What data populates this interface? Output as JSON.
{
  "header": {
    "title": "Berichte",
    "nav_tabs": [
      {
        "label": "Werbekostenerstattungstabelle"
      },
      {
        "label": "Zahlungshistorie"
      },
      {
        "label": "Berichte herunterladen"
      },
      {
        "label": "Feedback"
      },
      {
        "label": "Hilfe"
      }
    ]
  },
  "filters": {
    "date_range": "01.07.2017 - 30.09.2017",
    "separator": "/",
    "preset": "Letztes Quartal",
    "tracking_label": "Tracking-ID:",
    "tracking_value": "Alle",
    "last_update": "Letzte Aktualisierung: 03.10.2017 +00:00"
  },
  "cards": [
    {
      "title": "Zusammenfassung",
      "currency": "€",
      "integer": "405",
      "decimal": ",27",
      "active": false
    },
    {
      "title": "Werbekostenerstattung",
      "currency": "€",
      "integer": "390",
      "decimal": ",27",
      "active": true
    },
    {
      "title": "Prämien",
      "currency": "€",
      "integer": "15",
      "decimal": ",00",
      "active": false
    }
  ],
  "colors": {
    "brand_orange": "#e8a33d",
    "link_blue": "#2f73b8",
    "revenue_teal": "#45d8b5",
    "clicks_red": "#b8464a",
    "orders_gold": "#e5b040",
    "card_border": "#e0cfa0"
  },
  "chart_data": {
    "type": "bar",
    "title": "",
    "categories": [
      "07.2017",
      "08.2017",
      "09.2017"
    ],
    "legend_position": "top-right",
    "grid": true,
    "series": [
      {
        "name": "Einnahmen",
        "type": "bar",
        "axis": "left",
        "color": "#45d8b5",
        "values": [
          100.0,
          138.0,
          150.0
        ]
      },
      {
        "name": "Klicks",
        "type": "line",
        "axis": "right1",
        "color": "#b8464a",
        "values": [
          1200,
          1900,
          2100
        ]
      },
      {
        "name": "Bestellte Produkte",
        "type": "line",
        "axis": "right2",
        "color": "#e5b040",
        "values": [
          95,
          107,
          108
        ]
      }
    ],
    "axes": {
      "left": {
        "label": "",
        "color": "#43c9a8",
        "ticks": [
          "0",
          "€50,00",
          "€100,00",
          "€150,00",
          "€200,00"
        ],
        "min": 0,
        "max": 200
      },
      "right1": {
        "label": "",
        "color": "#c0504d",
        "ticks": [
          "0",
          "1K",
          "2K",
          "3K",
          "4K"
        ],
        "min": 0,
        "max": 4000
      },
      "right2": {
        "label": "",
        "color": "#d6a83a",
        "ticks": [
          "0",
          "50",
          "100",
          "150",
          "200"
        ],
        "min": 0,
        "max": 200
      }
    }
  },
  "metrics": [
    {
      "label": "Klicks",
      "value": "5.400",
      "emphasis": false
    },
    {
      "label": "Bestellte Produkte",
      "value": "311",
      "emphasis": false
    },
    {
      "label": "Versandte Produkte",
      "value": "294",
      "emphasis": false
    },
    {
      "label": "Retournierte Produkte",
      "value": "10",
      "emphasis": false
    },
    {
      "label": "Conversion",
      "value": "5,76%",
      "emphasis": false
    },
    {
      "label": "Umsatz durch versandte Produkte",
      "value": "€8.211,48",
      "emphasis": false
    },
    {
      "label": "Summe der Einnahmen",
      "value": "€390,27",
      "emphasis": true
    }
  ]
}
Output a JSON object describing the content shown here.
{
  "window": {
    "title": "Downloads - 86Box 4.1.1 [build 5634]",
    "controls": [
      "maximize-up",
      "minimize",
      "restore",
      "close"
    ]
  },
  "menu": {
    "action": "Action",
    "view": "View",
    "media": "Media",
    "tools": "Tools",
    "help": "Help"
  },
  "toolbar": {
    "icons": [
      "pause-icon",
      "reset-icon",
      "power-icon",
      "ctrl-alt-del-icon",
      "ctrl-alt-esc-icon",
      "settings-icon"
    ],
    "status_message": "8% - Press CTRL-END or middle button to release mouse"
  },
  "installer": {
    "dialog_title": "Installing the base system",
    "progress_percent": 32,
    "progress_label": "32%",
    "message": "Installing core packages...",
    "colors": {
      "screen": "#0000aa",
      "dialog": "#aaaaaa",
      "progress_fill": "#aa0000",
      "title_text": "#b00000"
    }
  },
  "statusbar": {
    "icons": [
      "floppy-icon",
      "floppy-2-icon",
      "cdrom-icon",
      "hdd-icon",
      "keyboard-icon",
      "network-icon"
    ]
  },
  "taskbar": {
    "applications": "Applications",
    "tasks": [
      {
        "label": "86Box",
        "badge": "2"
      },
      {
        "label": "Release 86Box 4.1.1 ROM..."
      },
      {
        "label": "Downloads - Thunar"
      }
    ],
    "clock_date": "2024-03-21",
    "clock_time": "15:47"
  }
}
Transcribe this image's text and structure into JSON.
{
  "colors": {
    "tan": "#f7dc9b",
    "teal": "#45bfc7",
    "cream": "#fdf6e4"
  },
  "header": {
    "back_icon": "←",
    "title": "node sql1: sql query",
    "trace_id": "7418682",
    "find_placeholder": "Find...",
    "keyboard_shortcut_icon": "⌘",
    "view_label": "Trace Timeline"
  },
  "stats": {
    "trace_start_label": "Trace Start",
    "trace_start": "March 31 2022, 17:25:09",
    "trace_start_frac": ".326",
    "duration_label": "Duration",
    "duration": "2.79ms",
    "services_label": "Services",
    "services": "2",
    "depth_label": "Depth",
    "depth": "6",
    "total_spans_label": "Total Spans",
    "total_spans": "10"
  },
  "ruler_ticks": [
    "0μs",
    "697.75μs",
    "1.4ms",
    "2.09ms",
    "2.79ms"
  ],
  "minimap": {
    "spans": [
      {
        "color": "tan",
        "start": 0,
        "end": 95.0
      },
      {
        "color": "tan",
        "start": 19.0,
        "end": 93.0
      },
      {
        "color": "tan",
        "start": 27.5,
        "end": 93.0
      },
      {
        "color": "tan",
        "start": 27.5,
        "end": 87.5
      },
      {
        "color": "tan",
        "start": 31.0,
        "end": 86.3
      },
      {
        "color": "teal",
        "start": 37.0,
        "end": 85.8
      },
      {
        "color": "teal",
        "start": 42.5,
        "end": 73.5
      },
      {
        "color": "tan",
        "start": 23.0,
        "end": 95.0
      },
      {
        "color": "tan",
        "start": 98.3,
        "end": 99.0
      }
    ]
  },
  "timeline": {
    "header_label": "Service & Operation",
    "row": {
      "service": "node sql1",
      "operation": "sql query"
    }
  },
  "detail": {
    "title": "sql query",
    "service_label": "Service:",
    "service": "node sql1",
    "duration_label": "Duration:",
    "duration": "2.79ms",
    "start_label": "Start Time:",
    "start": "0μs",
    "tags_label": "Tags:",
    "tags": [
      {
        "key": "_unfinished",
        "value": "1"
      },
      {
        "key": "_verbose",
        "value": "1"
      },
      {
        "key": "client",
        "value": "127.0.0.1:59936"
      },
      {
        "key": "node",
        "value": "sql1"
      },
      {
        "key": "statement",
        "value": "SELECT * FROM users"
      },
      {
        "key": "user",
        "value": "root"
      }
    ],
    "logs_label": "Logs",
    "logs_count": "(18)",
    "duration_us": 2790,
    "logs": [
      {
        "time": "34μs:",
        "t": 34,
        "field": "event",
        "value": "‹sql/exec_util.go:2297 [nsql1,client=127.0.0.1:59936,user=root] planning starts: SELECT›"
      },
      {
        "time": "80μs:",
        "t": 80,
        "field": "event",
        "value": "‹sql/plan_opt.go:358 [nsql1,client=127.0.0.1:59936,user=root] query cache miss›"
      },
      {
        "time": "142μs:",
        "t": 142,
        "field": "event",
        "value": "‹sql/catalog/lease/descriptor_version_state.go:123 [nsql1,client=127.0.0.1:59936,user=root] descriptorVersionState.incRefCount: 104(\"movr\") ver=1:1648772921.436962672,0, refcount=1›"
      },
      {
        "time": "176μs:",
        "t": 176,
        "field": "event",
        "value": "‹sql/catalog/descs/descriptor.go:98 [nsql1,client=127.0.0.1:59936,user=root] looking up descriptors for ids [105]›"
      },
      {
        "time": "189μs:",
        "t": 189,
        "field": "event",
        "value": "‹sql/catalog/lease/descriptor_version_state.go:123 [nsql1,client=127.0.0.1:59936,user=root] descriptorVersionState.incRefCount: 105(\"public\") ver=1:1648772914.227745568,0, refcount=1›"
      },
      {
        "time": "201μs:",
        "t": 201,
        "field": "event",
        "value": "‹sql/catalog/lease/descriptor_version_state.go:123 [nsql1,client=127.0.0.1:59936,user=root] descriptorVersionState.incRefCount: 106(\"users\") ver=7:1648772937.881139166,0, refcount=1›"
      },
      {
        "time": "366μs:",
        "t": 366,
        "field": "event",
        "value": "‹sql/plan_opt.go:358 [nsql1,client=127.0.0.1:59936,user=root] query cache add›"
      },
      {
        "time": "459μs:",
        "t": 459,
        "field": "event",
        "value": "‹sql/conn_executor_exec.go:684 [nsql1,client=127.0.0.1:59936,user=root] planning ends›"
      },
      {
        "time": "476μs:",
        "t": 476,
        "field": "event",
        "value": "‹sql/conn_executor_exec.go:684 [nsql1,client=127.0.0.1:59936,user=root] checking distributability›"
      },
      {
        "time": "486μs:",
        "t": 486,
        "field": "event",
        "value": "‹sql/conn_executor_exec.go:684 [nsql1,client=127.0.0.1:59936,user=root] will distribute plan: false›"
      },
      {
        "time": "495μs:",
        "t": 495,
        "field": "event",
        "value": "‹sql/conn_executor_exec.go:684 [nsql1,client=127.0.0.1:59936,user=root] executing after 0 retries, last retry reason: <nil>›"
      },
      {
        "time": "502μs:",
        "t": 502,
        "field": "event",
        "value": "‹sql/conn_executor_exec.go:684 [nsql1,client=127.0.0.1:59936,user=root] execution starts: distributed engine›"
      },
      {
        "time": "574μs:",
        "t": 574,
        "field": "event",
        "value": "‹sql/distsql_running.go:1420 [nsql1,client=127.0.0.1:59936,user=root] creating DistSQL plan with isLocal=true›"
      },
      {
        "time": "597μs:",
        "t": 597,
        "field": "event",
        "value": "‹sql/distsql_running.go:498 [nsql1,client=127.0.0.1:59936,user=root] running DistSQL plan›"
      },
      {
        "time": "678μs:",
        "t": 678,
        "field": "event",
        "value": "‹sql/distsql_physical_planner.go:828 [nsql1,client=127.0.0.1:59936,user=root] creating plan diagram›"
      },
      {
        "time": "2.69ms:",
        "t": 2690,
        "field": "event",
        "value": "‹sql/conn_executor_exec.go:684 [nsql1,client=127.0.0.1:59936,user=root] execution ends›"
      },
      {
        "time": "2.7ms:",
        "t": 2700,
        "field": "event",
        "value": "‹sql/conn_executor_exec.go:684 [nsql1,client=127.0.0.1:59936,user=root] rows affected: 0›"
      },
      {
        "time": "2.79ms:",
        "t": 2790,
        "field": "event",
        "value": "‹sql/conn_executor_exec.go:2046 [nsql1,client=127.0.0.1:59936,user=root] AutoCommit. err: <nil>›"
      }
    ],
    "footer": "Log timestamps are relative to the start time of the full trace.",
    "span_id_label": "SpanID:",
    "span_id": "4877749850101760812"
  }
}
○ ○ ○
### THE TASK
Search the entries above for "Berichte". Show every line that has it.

### ANSWER AREA
    "title": "Berichte",
        "label": "Berichte herunterladen"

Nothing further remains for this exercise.